The lidar sensor system installed in most of the driverless cars (including Google's) registers the objects around the car to generate the maps that are used by the board computer for navigating. The lidar sensors are currently considered to be the most effective for the task. However, it turned out that these sensors have a serious flaw that may allow literary anyone to interfere with the system and put fake barriers which will make the car either change its route or stop.
Jonathan Petit, Principal Scientist at a software security firm called Security Innovation, carried out a research and created a device out of a laser pointer and a pulse generator. As the scientist says, the latter can be easily substituted by a single-board computerlike Raspberry Pi or Arduino.
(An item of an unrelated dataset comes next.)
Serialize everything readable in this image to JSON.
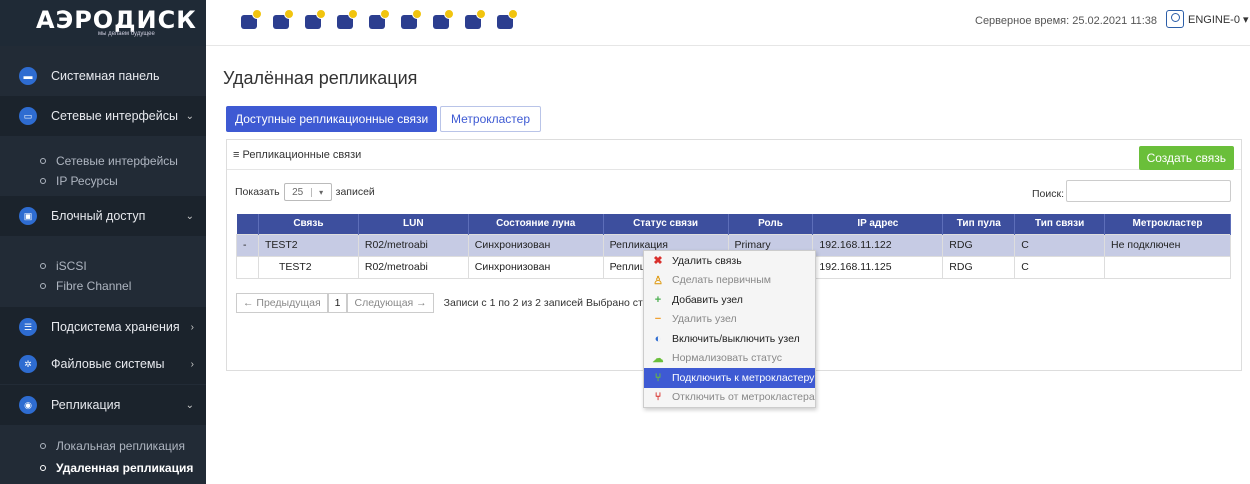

The setup costing $60 allows the user to “take echoes of a fake car and put them at any location.” from a distance of up to 100 meters and make the system think that there is another car standing in front of it. In such situations, the car would either slow down, stop or evade the blockade. “I can do the same with a pedestrian or a wall,” said Petit in his interview to IEEE Spectrum.
The results of the research will be revealed at the Black Hat security conference in November along with other car-security related issues.